"The information behind the threat is very real," a senior U.S. official told ABC News.
German Interior Minister Wolfgang Schauble told reporters, "The danger level is high. We are part of the global threat by Islamist terrorism."
Of particular concern, according to U.S. and German law enforcement officials, is Patch Barracks, the headquarters for U.S. European Command, near Stuttgart.
Security at all U.S. military and diplomatic facilities has been increased in the last month following reports that suspected terrorists had conducted surveillance of the Patch Barracks facility.
"The attack would be designed to create high numbers of casualties among both Germans and the U.S. military," said ABC News consultant Richard Clarke, a former White House counterterror official.
The 9/11 hijackers planned their operation out of Hamburg, Germany, and the country continues to be known as a staging area for al Qaeda and groups affiliated with it.
"There are 300 to 500 people who are suspected to be part of al Qaeda cells in Germany," said Col. Andrew Pratt (Ret.) of the George Marshall Center in Germany.
"In a democratic state like Germany, you just can't go out and arbitrarily arrest people because they are under suspicion," Pratt said.
German officials have called for enhanced police powers to keep suspected terror groups in check.
Several radical Islamist groups have threatened violence unless Germany withdraws its troops from the NATO force in Afghanistan.
A radical Islamist group in Iraq took a German woman and her adult son hostage in February, threatening to execute them if Germany did not pull its troops out of Afghanistan.

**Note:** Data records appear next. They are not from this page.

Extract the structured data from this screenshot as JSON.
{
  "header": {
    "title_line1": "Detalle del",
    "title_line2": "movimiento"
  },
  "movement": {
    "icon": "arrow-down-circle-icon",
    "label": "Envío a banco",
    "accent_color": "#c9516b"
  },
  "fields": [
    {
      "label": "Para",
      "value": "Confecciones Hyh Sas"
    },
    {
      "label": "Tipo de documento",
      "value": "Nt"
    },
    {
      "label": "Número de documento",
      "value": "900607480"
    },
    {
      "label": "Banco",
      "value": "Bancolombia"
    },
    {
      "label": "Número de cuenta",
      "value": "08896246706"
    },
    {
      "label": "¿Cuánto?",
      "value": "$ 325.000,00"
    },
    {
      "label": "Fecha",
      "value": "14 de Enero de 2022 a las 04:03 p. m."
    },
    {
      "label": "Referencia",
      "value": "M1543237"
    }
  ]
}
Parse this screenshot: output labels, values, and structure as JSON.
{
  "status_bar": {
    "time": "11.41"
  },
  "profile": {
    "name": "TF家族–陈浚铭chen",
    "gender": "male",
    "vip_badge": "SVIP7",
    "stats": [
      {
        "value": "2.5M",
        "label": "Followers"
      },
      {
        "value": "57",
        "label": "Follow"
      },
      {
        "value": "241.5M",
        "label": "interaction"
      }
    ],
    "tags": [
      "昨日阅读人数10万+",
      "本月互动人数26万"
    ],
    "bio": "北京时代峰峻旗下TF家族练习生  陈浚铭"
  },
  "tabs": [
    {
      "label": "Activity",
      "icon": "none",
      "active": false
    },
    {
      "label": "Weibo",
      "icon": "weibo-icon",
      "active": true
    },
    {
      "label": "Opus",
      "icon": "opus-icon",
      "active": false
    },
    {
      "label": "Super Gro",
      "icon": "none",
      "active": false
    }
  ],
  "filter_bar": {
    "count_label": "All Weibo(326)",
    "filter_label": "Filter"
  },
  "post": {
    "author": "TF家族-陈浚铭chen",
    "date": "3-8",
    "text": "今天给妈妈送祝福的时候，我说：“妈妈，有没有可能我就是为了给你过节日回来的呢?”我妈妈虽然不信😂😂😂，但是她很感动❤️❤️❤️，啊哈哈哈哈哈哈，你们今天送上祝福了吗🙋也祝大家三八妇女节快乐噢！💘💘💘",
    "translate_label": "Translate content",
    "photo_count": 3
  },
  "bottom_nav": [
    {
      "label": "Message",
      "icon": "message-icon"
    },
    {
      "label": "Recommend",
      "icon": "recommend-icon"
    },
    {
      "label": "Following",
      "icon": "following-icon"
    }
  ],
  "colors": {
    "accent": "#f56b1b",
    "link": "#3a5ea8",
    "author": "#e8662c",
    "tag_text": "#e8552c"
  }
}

The two are still being held.
Late last month, the U.S. Embassy in Berlin issued a statement saying that security was being increased at the embassy and other consular facilities "in response to a heightened threat situation." The statement also urged "Americans in Germany to increase their vigilance and take appropriate steps to bolster their own personal security."
A spokesperson at Patch Barracks said they were not aware of any specific surveillance on the location, and they are not under any more specific surveillance than other U.S. facilities in Germany. "As a response to the U.S. Embassy Berlin's recent warden message, all U.S. military installations in Germany are urged to exercise increased viligance," they said in a statement to ABC News.
When asked today about ABC News' report of a terror threat in Germany, State Department spokesman Sean McCormack said, "I don't have anything new on that." He continued, "There was recently, within the past couple weeks...a warden message that went out from our embassy asking people in-country to exercise extra vigilance and caution although, at that point, they didn't have a specific, credible threat, but they were quite concerned."
This post has been updated.